Buying Seedlings: Getting Your Money’s Worth

 

Buying Seedlings Getting Your Money's Worth

I am exhausted to the bone. Normally, at this time of year, I get excited about seed starting. I take stock of my seed supplies, order seeds I’m missing, and start planning out my garden. This year, I’ve yet to do any of that. I’m too overwhelmed and tired, so I’ve decided to forego starting seeds indoors. Instead, I’m planning on buying seedlings. It wasn’t a decision I made lightly. But I just couldn’t burden myself with yet another task. I’ll still be gardening this year, just a little differently. I’ll stick to quick-growing crops for the most part, and I’ll be grabbing seedlings from my local nursery—here’s hoping they offer contactless delivery this spring!

I figured some people might be in the same boat as me. Tired. Unmotivated. There are also plenty of gardeners who don’t have room or time to start seedlings indoors. Buying seedlings is totally fine! Unfortunately, it can get expensive if you don’t plan correctly. Here are a few tips to getting the most out of your money when shopping for seedlings.

Shopping for Seedlings on a Budget

Here’s how to get the biggest bang for your buck when buying seedlings for your garden this year.

  • Set a budget.
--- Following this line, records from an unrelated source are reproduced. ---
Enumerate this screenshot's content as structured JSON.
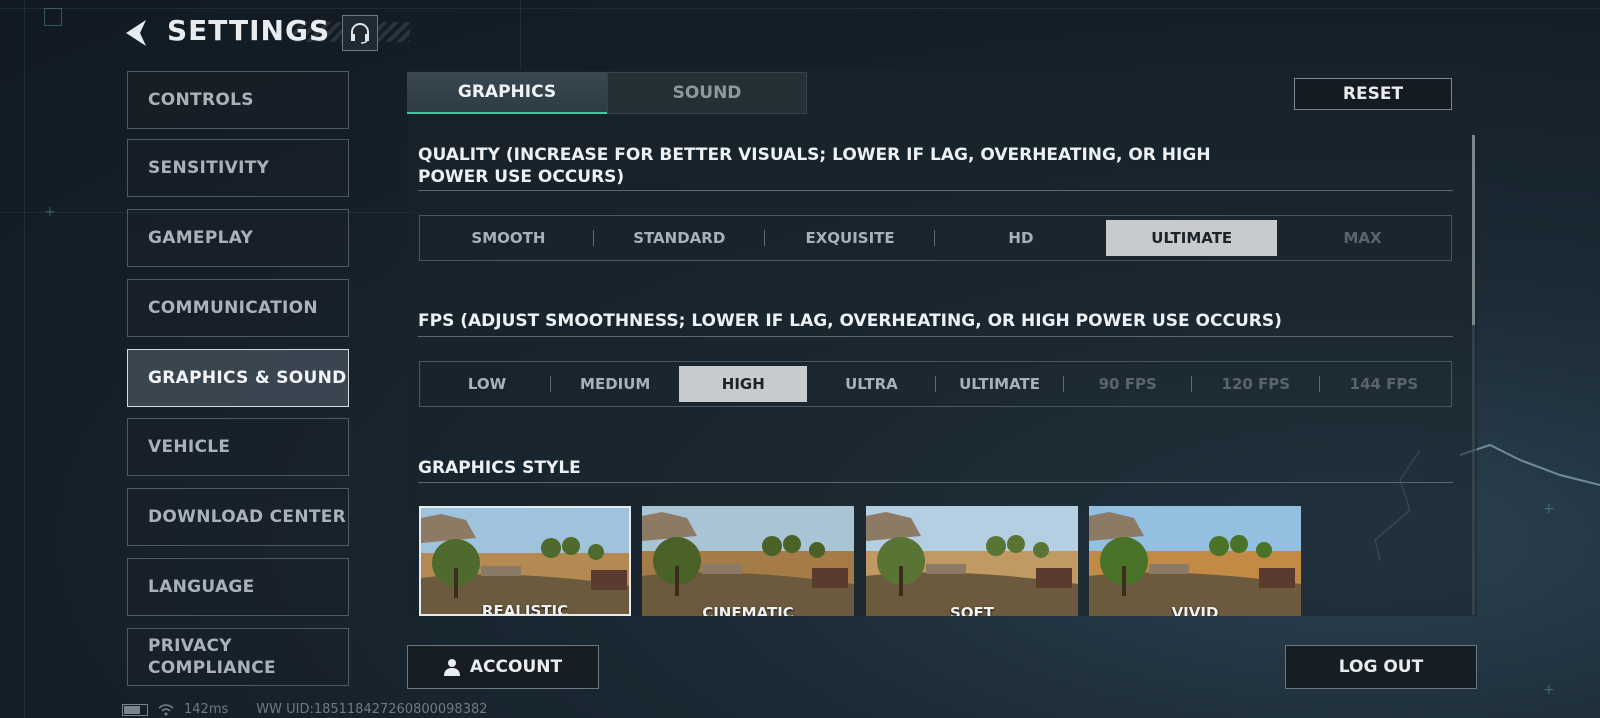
{
  "header": {
    "title": "SETTINGS",
    "back_icon": "back-arrow-icon",
    "support_icon": "headset-icon"
  },
  "sidebar": {
    "items": [
      {
        "label": "CONTROLS",
        "active": false
      },
      {
        "label": "SENSITIVITY",
        "active": false
      },
      {
        "label": "GAMEPLAY",
        "active": false
      },
      {
        "label": "COMMUNICATION",
        "active": false
      },
      {
        "label": "GRAPHICS & SOUND",
        "active": true
      },
      {
        "label": "VEHICLE",
        "active": false
      },
      {
        "label": "DOWNLOAD CENTER",
        "active": false
      },
      {
        "label": "LANGUAGE",
        "active": false
      },
      {
        "label": "PRIVACY COMPLIANCE",
        "active": false
      }
    ]
  },
  "tabs": [
    {
      "label": "GRAPHICS",
      "active": true
    },
    {
      "label": "SOUND",
      "active": false
    }
  ],
  "reset_label": "RESET",
  "quality": {
    "title": "QUALITY (INCREASE FOR BETTER VISUALS; LOWER IF LAG, OVERHEATING, OR HIGH POWER USE OCCURS)",
    "options": [
      "SMOOTH",
      "STANDARD",
      "EXQUISITE",
      "HD",
      "ULTIMATE",
      "MAX"
    ],
    "selected": "ULTIMATE",
    "disabled": [
      "MAX"
    ]
  },
  "fps": {
    "title": "FPS (ADJUST SMOOTHNESS; LOWER IF LAG, OVERHEATING, OR HIGH POWER USE OCCURS)",
    "options": [
      "LOW",
      "MEDIUM",
      "HIGH",
      "ULTRA",
      "ULTIMATE",
      "90 FPS",
      "120 FPS",
      "144 FPS"
    ],
    "selected": "HIGH",
    "disabled": [
      "90 FPS",
      "120 FPS",
      "144 FPS"
    ]
  },
  "graphics_style": {
    "title": "GRAPHICS STYLE",
    "options": [
      "REALISTIC",
      "CINEMATIC",
      "SOFT",
      "VIVID"
    ],
    "selected": "REALISTIC"
  },
  "footer": {
    "account_label": "ACCOUNT",
    "account_icon": "user-icon",
    "logout_label": "LOG OUT"
  },
  "status": {
    "ping": "142ms",
    "uid": "WW UID:1851184272608000​98382",
    "battery_icon": "battery-icon",
    "wifi_icon": "wifi-icon"
  },
  "colors": {
    "accent": "#49c4a0",
    "selected_bg": "#c7cbce",
    "background": "#141f28"
  }
}
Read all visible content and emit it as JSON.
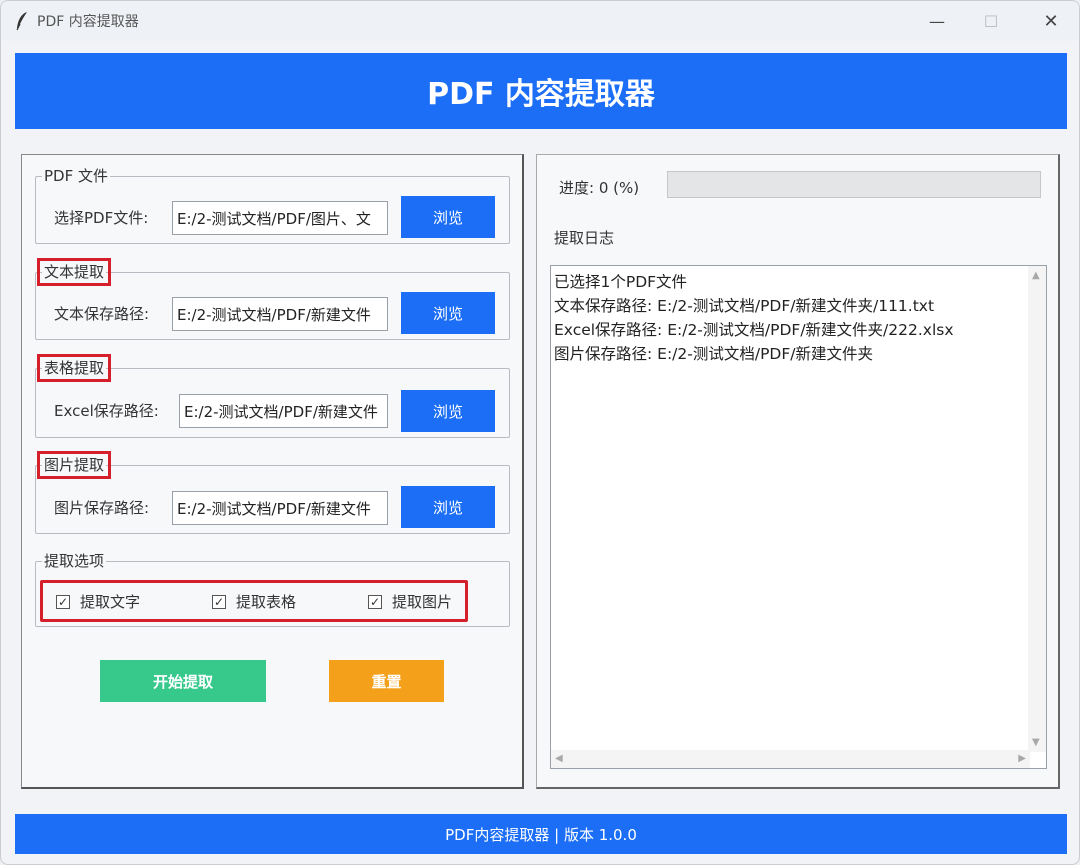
{
  "window": {
    "title": "PDF 内容提取器",
    "app_icon": "feather-icon",
    "controls": {
      "minimize": "—",
      "maximize": "☐",
      "close": "✕"
    }
  },
  "header": {
    "title": "PDF 内容提取器"
  },
  "pdf_group": {
    "legend": "PDF 文件",
    "label": "选择PDF文件:",
    "value": "E:/2-测试文档/PDF/图片、文",
    "browse": "浏览"
  },
  "text_group": {
    "legend": "文本提取",
    "label": "文本保存路径:",
    "value": "E:/2-测试文档/PDF/新建文件",
    "browse": "浏览"
  },
  "table_group": {
    "legend": "表格提取",
    "label": "Excel保存路径:",
    "value": "E:/2-测试文档/PDF/新建文件",
    "browse": "浏览"
  },
  "image_group": {
    "legend": "图片提取",
    "label": "图片保存路径:",
    "value": "E:/2-测试文档/PDF/新建文件",
    "browse": "浏览"
  },
  "options": {
    "legend": "提取选项",
    "items": [
      {
        "label": "提取文字",
        "checked": true
      },
      {
        "label": "提取表格",
        "checked": true
      },
      {
        "label": "提取图片",
        "checked": true
      }
    ],
    "checkmark": "☑"
  },
  "actions": {
    "start": "开始提取",
    "reset": "重置"
  },
  "progress": {
    "label": "进度: 0 (%)",
    "percent": 0
  },
  "log": {
    "title": "提取日志",
    "lines": [
      "已选择1个PDF文件",
      "文本保存路径: E:/2-测试文档/PDF/新建文件夹/111.txt",
      "Excel保存路径: E:/2-测试文档/PDF/新建文件夹/222.xlsx",
      "图片保存路径: E:/2-测试文档/PDF/新建文件夹"
    ],
    "scroll_up": "▲",
    "scroll_down": "▼",
    "scroll_left": "◀",
    "scroll_right": "▶"
  },
  "footer": {
    "text": "PDF内容提取器 | 版本 1.0.0"
  },
  "colors": {
    "accent": "#1b6ef5",
    "start": "#37c98c",
    "reset": "#f4a01a",
    "highlight": "#d51f2b"
  }
}
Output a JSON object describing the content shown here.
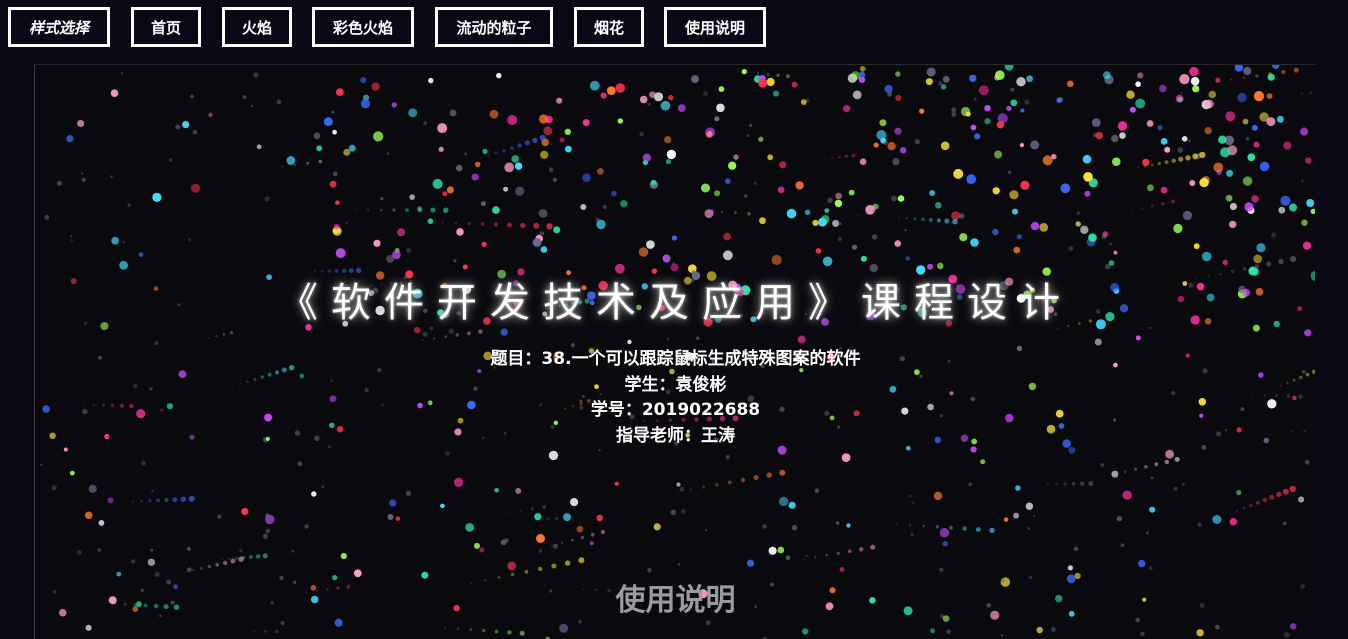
{
  "nav": {
    "items": [
      {
        "label": "样式选择",
        "italic": true
      },
      {
        "label": "首页"
      },
      {
        "label": "火焰"
      },
      {
        "label": "彩色火焰"
      },
      {
        "label": "流动的粒子"
      },
      {
        "label": "烟花"
      },
      {
        "label": "使用说明"
      }
    ]
  },
  "hero": {
    "title": "《软件开发技术及应用》课程设计",
    "topic": "题目：38.一个可以跟踪鼠标生成特殊图案的软件",
    "student": "学生：袁俊彬",
    "student_id": "学号：2019022688",
    "advisor": "指导老师：王涛"
  },
  "section": {
    "usage_heading": "使用说明"
  },
  "theme": {
    "background": "#0b0816",
    "canvas_background": "#0a0a0e",
    "text": "#ffffff",
    "muted_heading": "#9a9aa0",
    "particle_colors": [
      "#ff2fa0",
      "#2ee6a8",
      "#ffffff",
      "#c94cff",
      "#3b6cff",
      "#ff7a2e",
      "#ffe23a",
      "#ff3355",
      "#44ddff",
      "#9cff5a",
      "#ff9ec9",
      "#6a6a8a"
    ]
  }
}
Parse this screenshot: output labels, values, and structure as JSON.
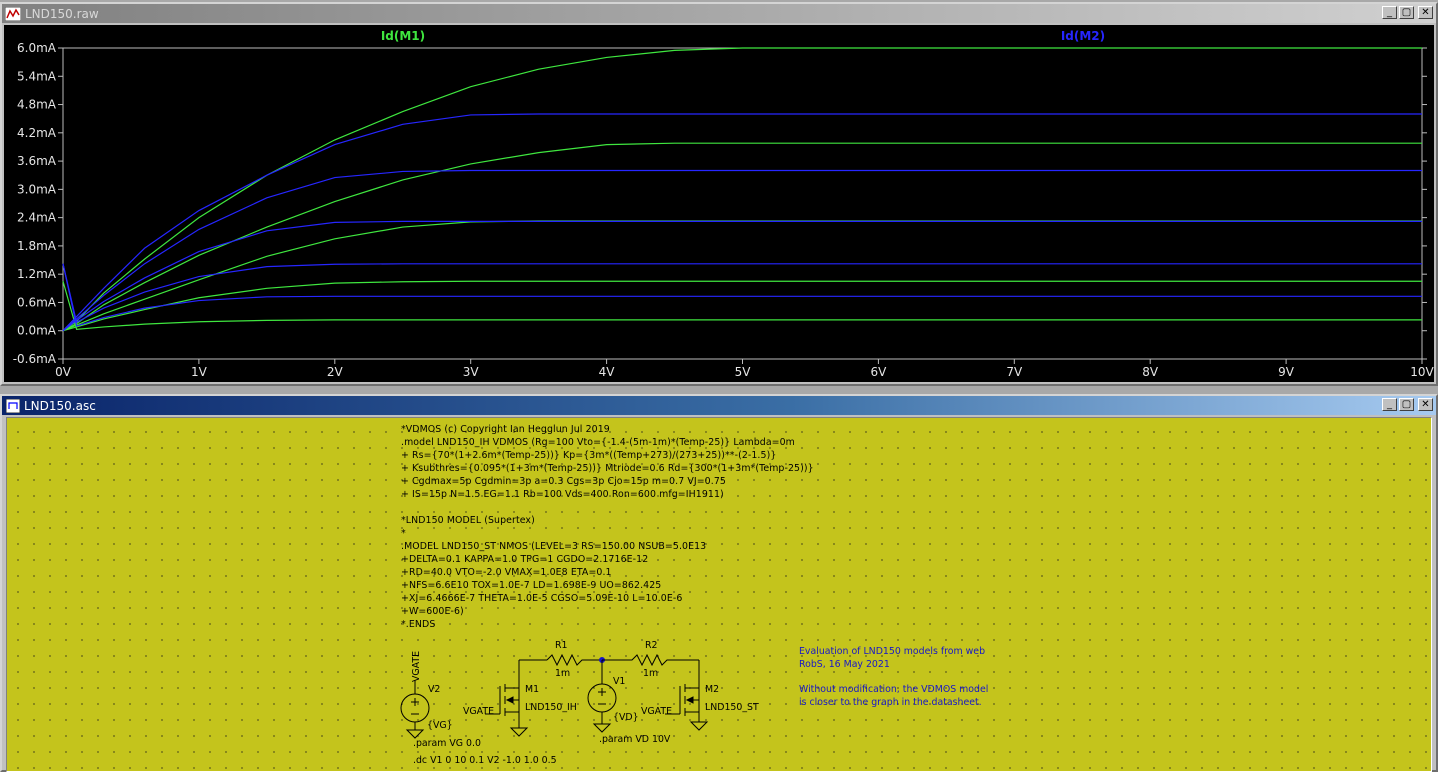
{
  "colors": {
    "trace_m1": "#3fe63f",
    "trace_m2": "#2626ff",
    "plot_bg": "#000000",
    "schematic_bg": "#c4c41c",
    "note": "#1717c8"
  },
  "plot_window": {
    "title": "LND150.raw",
    "icon": "waveform-icon",
    "buttons": {
      "minimize": "_",
      "restore": "▢",
      "close": "✕"
    }
  },
  "chart_data": {
    "type": "line",
    "xlim": [
      0,
      10
    ],
    "ylim": [
      -0.6,
      6.0
    ],
    "xticks": [
      "0V",
      "1V",
      "2V",
      "3V",
      "4V",
      "5V",
      "6V",
      "7V",
      "8V",
      "9V",
      "10V"
    ],
    "yticks": [
      "6.0mA",
      "5.4mA",
      "4.8mA",
      "4.2mA",
      "3.6mA",
      "3.0mA",
      "2.4mA",
      "1.8mA",
      "1.2mA",
      "0.6mA",
      "0.0mA",
      "-0.6mA"
    ],
    "x_values": [
      0,
      0.1,
      0.3,
      0.6,
      1.0,
      1.5,
      2.0,
      2.5,
      3.0,
      3.5,
      4.0,
      4.5,
      5.0,
      5.5,
      6.0,
      7.0,
      8.0,
      9.0,
      10.0
    ],
    "series": [
      {
        "name": "Id(M1)",
        "color": "#3fe63f",
        "values": [
          0,
          0.2,
          0.8,
          1.52,
          2.4,
          3.3,
          4.05,
          4.65,
          5.18,
          5.55,
          5.8,
          5.95,
          6.0,
          6.0,
          6.0,
          6.0,
          6.0,
          6.0,
          6.0
        ]
      },
      {
        "name": "Id(M1)",
        "color": "#3fe63f",
        "values": [
          0,
          0.15,
          0.55,
          1.02,
          1.6,
          2.2,
          2.74,
          3.2,
          3.54,
          3.78,
          3.95,
          3.98,
          3.98,
          3.98,
          3.98,
          3.98,
          3.98,
          3.98,
          3.98
        ]
      },
      {
        "name": "Id(M1)",
        "color": "#3fe63f",
        "values": [
          0,
          0.12,
          0.36,
          0.67,
          1.08,
          1.58,
          1.95,
          2.2,
          2.31,
          2.33,
          2.33,
          2.33,
          2.33,
          2.33,
          2.33,
          2.33,
          2.33,
          2.33,
          2.33
        ]
      },
      {
        "name": "Id(M1)",
        "color": "#3fe63f",
        "values": [
          0,
          0.08,
          0.25,
          0.45,
          0.7,
          0.9,
          1.01,
          1.04,
          1.05,
          1.05,
          1.05,
          1.05,
          1.05,
          1.05,
          1.05,
          1.05,
          1.05,
          1.05,
          1.05
        ]
      },
      {
        "name": "Id(M1)",
        "color": "#3fe63f",
        "values": [
          1.05,
          0.03,
          0.08,
          0.14,
          0.19,
          0.22,
          0.23,
          0.23,
          0.23,
          0.23,
          0.23,
          0.23,
          0.23,
          0.23,
          0.23,
          0.23,
          0.23,
          0.23,
          0.23
        ]
      },
      {
        "name": "Id(M2)",
        "color": "#2626ff",
        "values": [
          0,
          0.3,
          0.9,
          1.75,
          2.55,
          3.3,
          3.95,
          4.38,
          4.58,
          4.6,
          4.6,
          4.6,
          4.6,
          4.6,
          4.6,
          4.6,
          4.6,
          4.6,
          4.6
        ]
      },
      {
        "name": "Id(M2)",
        "color": "#2626ff",
        "values": [
          0,
          0.25,
          0.75,
          1.42,
          2.15,
          2.82,
          3.25,
          3.38,
          3.4,
          3.4,
          3.4,
          3.4,
          3.4,
          3.4,
          3.4,
          3.4,
          3.4,
          3.4,
          3.4
        ]
      },
      {
        "name": "Id(M2)",
        "color": "#2626ff",
        "values": [
          0,
          0.22,
          0.62,
          1.12,
          1.68,
          2.12,
          2.3,
          2.32,
          2.32,
          2.32,
          2.32,
          2.32,
          2.32,
          2.32,
          2.32,
          2.32,
          2.32,
          2.32,
          2.32
        ]
      },
      {
        "name": "Id(M2)",
        "color": "#2626ff",
        "values": [
          1.42,
          0.18,
          0.48,
          0.82,
          1.15,
          1.36,
          1.41,
          1.42,
          1.42,
          1.42,
          1.42,
          1.42,
          1.42,
          1.42,
          1.42,
          1.42,
          1.42,
          1.42,
          1.42
        ]
      },
      {
        "name": "Id(M2)",
        "color": "#2626ff",
        "values": [
          1.42,
          0.1,
          0.28,
          0.48,
          0.64,
          0.72,
          0.73,
          0.73,
          0.73,
          0.73,
          0.73,
          0.73,
          0.73,
          0.73,
          0.73,
          0.73,
          0.73,
          0.73,
          0.73
        ]
      }
    ],
    "legend": {
      "m1": "Id(M1)",
      "m2": "Id(M2)"
    },
    "grid": false
  },
  "schematic_window": {
    "title": "LND150.asc",
    "buttons": {
      "minimize": "_",
      "restore": "▢",
      "close": "✕"
    },
    "model_text": [
      "*VDMOS (c) Copyright Ian Hegglun Jul 2019",
      ".model LND150_IH VDMOS (Rg=100 Vto={-1.4-(5m-1m)*(Temp-25)} Lambda=0m",
      "+ Rs={70*(1+2.6m*(Temp-25))} Kp={3m*((Temp+273)/(273+25))**-(2-1.5)}",
      "+ Ksubthres={0.095*(1+3m*(Temp-25))} Mtriode=0.6 Rd={300*(1+3m*(Temp-25))}",
      "+ Cgdmax=5p Cgdmin=3p a=0.3 Cgs=3p Cjo=15p m=0.7 VJ=0.75",
      "+ IS=15p  N=1.5  EG=1.1 Rb=100 Vds=400 Ron=600 mfg=IH1911)",
      "",
      "*LND150 MODEL (Supertex)",
      "*",
      ".MODEL LND150_ST NMOS (LEVEL=3 RS=150.00 NSUB=5.0E13",
      "+DELTA=0.1 KAPPA=1.0 TPG=1 CGDO=2.1716E-12",
      "+RD=40.0 VTO=-2.0 VMAX=1.0E8 ETA=0.1",
      "+NFS=6.6E10 TOX=1.0E-7 LD=1.698E-9 UO=862.425",
      "+XJ=6.4666E-7 THETA=1.0E-5 CGSO=5.09E-10 L=10.0E-6",
      "+W=600E-6)",
      "*.ENDS"
    ],
    "components": {
      "vgate_net": "VGATE",
      "v2_name": "V2",
      "v2_value": "{VG}",
      "m1_name": "M1",
      "m1_gate": "VGATE",
      "m1_model": "LND150_IH",
      "r1_name": "R1",
      "r1_value": "1m",
      "v1_name": "V1",
      "v1_value": "{VD}",
      "r2_name": "R2",
      "r2_value": "1m",
      "m2_name": "M2",
      "m2_gate": "VGATE",
      "m2_model": "LND150_ST"
    },
    "directives": {
      "param_vg": ".param VG 0.0",
      "param_vd": ".param VD 10V",
      "dc": ".dc V1 0 10 0.1  V2 -1.0 1.0 0.5"
    },
    "notes": {
      "line1": "Evaluation of LND150 models from web",
      "line2": "RobS, 16 May 2021",
      "line3": "Without modification, the VDMOS model",
      "line4": "is closer to the graph in the datasheet."
    }
  }
}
It’s really easy to go overboard when shopping for plants in the spring. The nursery is full of beautiful lush plants, and the temptation can be overwhelming. Have a budget in mind before you head out and be strict with keeping to it. You can always go back and get more plants if you need to!
  • Make a plan. Don’t go to your local nursery without a plan. Sketch out your garden and figure out what you plan to put where. Are you growing square-foot-style? Know how many varieties of each plant you need per square.
  • Stick to slow-growing plants. Unless you have the budget, stick to buying slow-growing plants like tomatoes, eggplants, and peppers. Lettuce and other greens are easy to grow from seed, so don’t bother wasting money on those.
  • Cap the number of new-to-you plants. Don’t blow your budget on exotic plants or varieties you’ve never grown before. Buy one or two new options but overall, stick to tried-and-true stuff.
  • Avoid large plants. You’ll pay a premium for very large plants, but you don’t need to start with a giant tomato plant to get a decent crop. The advantage to buying an oversized plant is that you can harvest earlier, but that privilege will cost you.
  • Prepare in advance. Prep your garden before you head out to the nursery. Have everything ready so you can bring your plants home and transplant them straight away. Amend your beds with compost, get some mulch ready, and make sure the soil is moist. If it’s still early in the spring, prepare space for your new plants inside your home.

Don’t forget that you can also find seedlings for a steal around your neighborhood. Check Facebook Marketplace listings for gardeners who are selling (or giving away!) their extra seedlings. Ask gardener friends to share their extra seedlings with you. Inquire with local gardening clubs to find out if they have any upcoming seed swaps or seedling sales.